What you have to do.
Every line of the material below should be retyped exactly.

Records to process.
▶

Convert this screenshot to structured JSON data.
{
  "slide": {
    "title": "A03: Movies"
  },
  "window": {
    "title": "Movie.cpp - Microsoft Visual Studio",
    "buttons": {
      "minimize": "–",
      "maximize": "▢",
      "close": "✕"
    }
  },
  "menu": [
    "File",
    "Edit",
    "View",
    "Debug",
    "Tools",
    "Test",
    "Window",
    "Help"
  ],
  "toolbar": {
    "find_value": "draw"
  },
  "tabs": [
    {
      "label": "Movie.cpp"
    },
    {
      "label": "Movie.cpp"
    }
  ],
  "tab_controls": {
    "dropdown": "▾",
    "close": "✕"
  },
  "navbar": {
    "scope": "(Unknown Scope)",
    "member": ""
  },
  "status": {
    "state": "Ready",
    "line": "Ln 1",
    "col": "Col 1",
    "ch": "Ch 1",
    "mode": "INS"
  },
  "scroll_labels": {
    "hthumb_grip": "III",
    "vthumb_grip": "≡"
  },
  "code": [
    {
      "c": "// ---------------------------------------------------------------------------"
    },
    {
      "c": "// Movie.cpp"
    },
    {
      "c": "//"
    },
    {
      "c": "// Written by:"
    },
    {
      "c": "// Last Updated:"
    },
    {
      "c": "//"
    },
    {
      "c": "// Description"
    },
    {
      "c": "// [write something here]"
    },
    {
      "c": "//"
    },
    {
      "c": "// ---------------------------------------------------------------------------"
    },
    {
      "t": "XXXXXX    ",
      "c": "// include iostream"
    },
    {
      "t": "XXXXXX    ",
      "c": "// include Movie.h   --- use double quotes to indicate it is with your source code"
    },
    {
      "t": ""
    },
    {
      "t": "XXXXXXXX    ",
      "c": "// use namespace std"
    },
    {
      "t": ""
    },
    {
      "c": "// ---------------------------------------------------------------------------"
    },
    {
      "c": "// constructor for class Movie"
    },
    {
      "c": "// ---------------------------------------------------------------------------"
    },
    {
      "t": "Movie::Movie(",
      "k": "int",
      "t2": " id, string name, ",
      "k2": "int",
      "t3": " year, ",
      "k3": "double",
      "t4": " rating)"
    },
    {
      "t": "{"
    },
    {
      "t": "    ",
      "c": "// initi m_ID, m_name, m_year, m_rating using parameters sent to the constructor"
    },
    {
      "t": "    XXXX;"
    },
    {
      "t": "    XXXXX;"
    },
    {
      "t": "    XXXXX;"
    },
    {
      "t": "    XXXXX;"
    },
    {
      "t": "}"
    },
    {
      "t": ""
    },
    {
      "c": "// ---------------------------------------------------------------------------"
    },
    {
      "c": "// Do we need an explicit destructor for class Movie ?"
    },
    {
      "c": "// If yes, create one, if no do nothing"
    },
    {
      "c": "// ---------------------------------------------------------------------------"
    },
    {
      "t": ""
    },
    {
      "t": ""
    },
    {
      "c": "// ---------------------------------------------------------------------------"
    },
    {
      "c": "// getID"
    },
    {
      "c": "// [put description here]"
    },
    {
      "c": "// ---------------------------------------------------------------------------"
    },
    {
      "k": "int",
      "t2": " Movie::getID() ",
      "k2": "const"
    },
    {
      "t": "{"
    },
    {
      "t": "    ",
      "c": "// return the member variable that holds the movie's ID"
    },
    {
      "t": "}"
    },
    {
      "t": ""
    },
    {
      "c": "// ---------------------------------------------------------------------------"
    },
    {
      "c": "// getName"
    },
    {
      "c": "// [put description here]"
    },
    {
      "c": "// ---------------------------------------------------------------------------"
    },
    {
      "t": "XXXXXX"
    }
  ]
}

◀

Task result.
Convert this screenshot to structured JSON data.
{
  "slide": {
    "title": "A03: Movies"
  },
  "window": {
    "title": "Movie.cpp - Microsoft Visual Studio",
    "buttons": {
      "minimize": "–",
      "maximize": "▢",
      "close": "✕"
    }
  },
  "menu": [
    "File",
    "Edit",
    "View",
    "Debug",
    "Tools",
    "Test",
    "Window",
    "Help"
  ],
  "toolbar": {
    "find_value": "draw"
  },
  "tabs": [
    {
      "label": "Movie.cpp"
    },
    {
      "label": "Movie.cpp"
    }
  ],
  "tab_controls": {
    "dropdown": "▾",
    "close": "✕"
  },
  "navbar": {
    "scope": "(Unknown Scope)",
    "member": ""
  },
  "status": {
    "state": "Ready",
    "line": "Ln 1",
    "col": "Col 1",
    "ch": "Ch 1",
    "mode": "INS"
  },
  "scroll_labels": {
    "hthumb_grip": "III",
    "vthumb_grip": "≡"
  },
  "code": [
    {
      "c": "// ---------------------------------------------------------------------------"
    },
    {
      "c": "// Movie.cpp"
    },
    {
      "c": "//"
    },
    {
      "c": "// Written by:"
    },
    {
      "c": "// Last Updated:"
    },
    {
      "c": "//"
    },
    {
      "c": "// Description"
    },
    {
      "c": "// [write something here]"
    },
    {
      "c": "//"
    },
    {
      "c": "// ---------------------------------------------------------------------------"
    },
    {
      "t": "XXXXXX    ",
      "c": "// include iostream"
    },
    {
      "t": "XXXXXX    ",
      "c": "// include Movie.h   --- use double quotes to indicate it is with your source code"
    },
    {
      "t": ""
    },
    {
      "t": "XXXXXXXX    ",
      "c": "// use namespace std"
    },
    {
      "t": ""
    },
    {
      "c": "// ---------------------------------------------------------------------------"
    },
    {
      "c": "// constructor for class Movie"
    },
    {
      "c": "// ---------------------------------------------------------------------------"
    },
    {
      "t": "Movie::Movie(",
      "k": "int",
      "t2": " id, string name, ",
      "k2": "int",
      "t3": " year, ",
      "k3": "double",
      "t4": " rating)"
    },
    {
      "t": "{"
    },
    {
      "t": "    ",
      "c": "// initi m_ID, m_name, m_year, m_rating using parameters sent to the constructor"
    },
    {
      "t": "    XXXX;"
    },
    {
      "t": "    XXXXX;"
    },
    {
      "t": "    XXXXX;"
    },
    {
      "t": "    XXXXX;"
    },
    {
      "t": "}"
    },
    {
      "t": ""
    },
    {
      "c": "// ---------------------------------------------------------------------------"
    },
    {
      "c": "// Do we need an explicit destructor for class Movie ?"
    },
    {
      "c": "// If yes, create one, if no do nothing"
    },
    {
      "c": "// ---------------------------------------------------------------------------"
    },
    {
      "t": ""
    },
    {
      "t": ""
    },
    {
      "c": "// ---------------------------------------------------------------------------"
    },
    {
      "c": "// getID"
    },
    {
      "c": "// [put description here]"
    },
    {
      "c": "// ---------------------------------------------------------------------------"
    },
    {
      "k": "int",
      "t2": " Movie::getID() ",
      "k2": "const"
    },
    {
      "t": "{"
    },
    {
      "t": "    ",
      "c": "// return the member variable that holds the movie's ID"
    },
    {
      "t": "}"
    },
    {
      "t": ""
    },
    {
      "c": "// ---------------------------------------------------------------------------"
    },
    {
      "c": "// getName"
    },
    {
      "c": "// [put description here]"
    },
    {
      "c": "// ---------------------------------------------------------------------------"
    },
    {
      "t": "XXXXXX"
    }
  ]
}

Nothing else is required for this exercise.